It’s not enough to just “have the right people in the room,” says Color of Change head Rashad Robinson. A “rainbow oligarchy” is still an oligarchy, he adds.
“If we end up with diversity for diversity’s sake, that doesn’t actually change the nuances, the structures, the contours, and in particular, the rules,” Robinson said in a recent panel I moderated.
Between the lines: The power dynamics play out in a variety of different ways, from questions over worker pay and promotions to problems with products that exacerbate inequality or lead to harassment.
On the pay front, there have been a slew of complaints by women and people of color that they were paid less or denied promotions offered to white male counterparts.
“That’s generational wealth we are essentially being cheated out of,” says Ifeoma Ozoma, who left Pinterest earlier this year and settled claims she was underpaid for her work.
The industry’s power imbalance also contributes to failures involving products and services that end up marginalizing non-white users or promoting hate speech.
Even when there are one or two people from underrepresented groups in the room, they often lack the authority to have an impact.
Of note: Despite bold pronouncements, sometimes accompanied by large investments, the major tech companies have barely made a dent in the underrepresentation of Blacks and Latino employees.
Ozoma said the tech industry isn’t alone in these problems, but deserves added scrutiny both because of the influence its products have on society and because the industry holds itself up as a meritocracy.
Two companies’ recent records illustrate the depth of the industry’s troubles.
At Pinterest, racial issues came to the forefront after Ozoma and another employee, Aerica Shimizu Banks, left the company in May.
Former COO Françoise Brougher in August said she was forced out for calling out misogyny and discrimination at the company.
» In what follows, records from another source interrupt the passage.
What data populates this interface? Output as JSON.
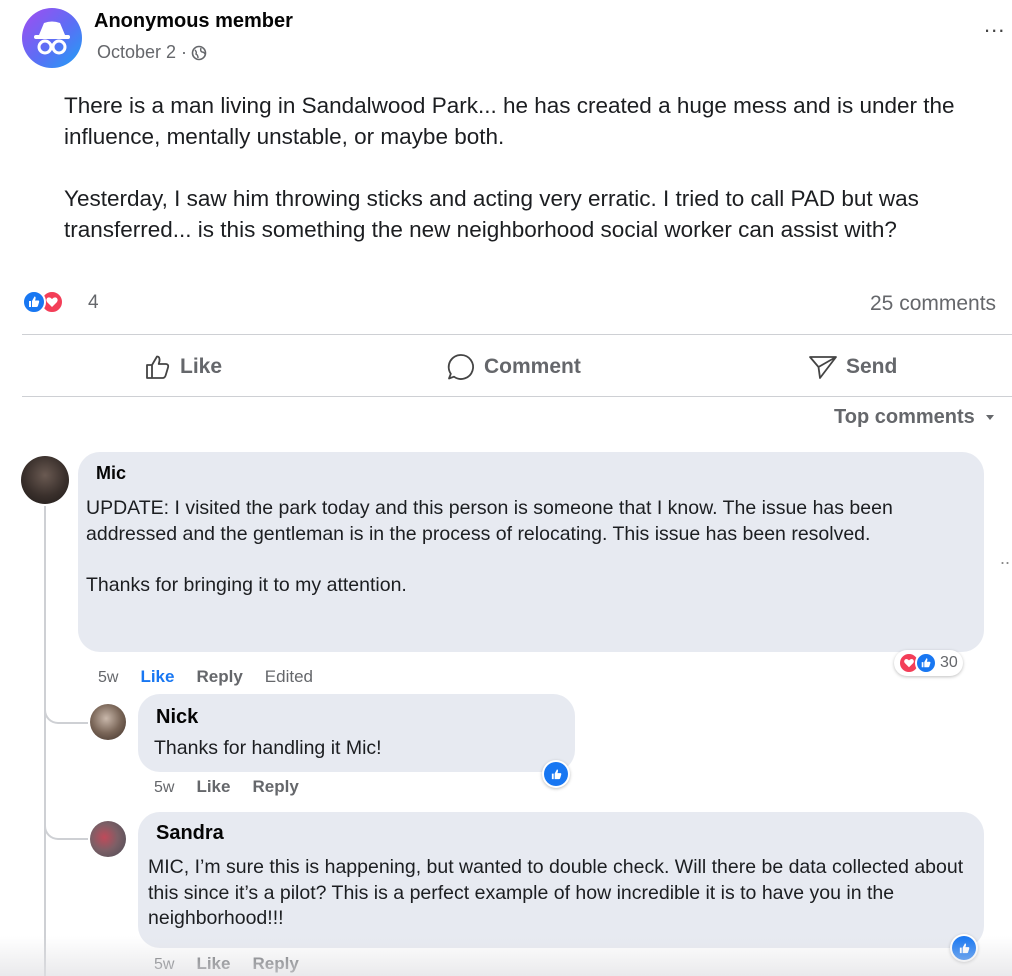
{
  "post": {
    "author": "Anonymous member",
    "date": "October 2 ·",
    "audience_icon": "globe-icon",
    "more_label": "...",
    "body": "There is a man living in Sandalwood Park... he has created a huge mess and is under the influence, mentally unstable, or maybe both.\n\nYesterday, I saw him throwing sticks and acting very erratic. I tried to call PAD but was transferred... is this something the new neighborhood  social worker can assist with?",
    "reaction_count": "4",
    "reaction_icons": [
      "like-icon",
      "love-icon"
    ],
    "comments_count": "25 comments"
  },
  "actions": {
    "like": "Like",
    "comment": "Comment",
    "send": "Send"
  },
  "sort_label": "Top comments",
  "comments": [
    {
      "name": "Mic",
      "text": "UPDATE: I visited the park today and this person is someone that I know. The issue has been addressed and the gentleman is in the process of relocating. This issue has been resolved.\n\nThanks for bringing it to my attention.",
      "time": "5w",
      "like": "Like",
      "reply": "Reply",
      "edited": "Edited",
      "reaction_count": "30",
      "more_label": ".."
    },
    {
      "name": "Nick",
      "text": "Thanks for handling it Mic!",
      "time": "5w",
      "like": "Like",
      "reply": "Reply"
    },
    {
      "name": "Sandra",
      "text": "MIC, I’m sure this is happening, but wanted to double check. Will there be data collected about this since it’s a pilot? This is a perfect example of how incredible it is to have you in the neighborhood!!!",
      "time": "5w",
      "like": "Like",
      "reply": "Reply"
    }
  ],
  "colors": {
    "accent": "#1877f2",
    "love": "#f33e58",
    "bubble": "#e7eaf1",
    "muted": "#65676b"
  }
}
An employee walkout followed.
This week, shareholders filed a class-action suit alleging that Pinterest created a toxic environment, hurting the company’s reputation and causing financial harm.
At Coinbase, Black employees have left in droves in recent years, according to a New York Times story.
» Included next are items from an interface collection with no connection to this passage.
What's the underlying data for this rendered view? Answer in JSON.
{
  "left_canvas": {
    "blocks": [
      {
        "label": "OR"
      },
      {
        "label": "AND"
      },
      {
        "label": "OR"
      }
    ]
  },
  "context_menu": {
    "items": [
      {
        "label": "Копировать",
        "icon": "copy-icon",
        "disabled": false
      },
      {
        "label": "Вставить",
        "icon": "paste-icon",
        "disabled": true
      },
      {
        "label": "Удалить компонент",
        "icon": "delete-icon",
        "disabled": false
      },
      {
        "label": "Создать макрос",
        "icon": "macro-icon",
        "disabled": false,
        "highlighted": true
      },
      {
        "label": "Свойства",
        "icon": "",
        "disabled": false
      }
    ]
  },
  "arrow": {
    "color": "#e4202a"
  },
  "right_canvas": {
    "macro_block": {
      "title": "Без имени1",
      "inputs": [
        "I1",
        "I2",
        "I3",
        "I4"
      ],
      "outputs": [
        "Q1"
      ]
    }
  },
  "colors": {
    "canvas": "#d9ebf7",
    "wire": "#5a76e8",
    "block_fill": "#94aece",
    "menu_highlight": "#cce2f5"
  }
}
Coinbase earlier this year announced it would shun politics, avoiding taking stands and discouraging political talk at the office.
That came after Black employees criticized CEO Brian Armstrong for not speaking out publicly about the Black Lives Matter movement.
Yet Armstrong still speaks out on other arguably political issues, such as how cryptocurrencies are regulated.
The big picture: Many big-name tech firms have faced their own allegations of harassment and discrimination. “You could go to any company in Silicon Valley and find this,” Shimizu Banks said.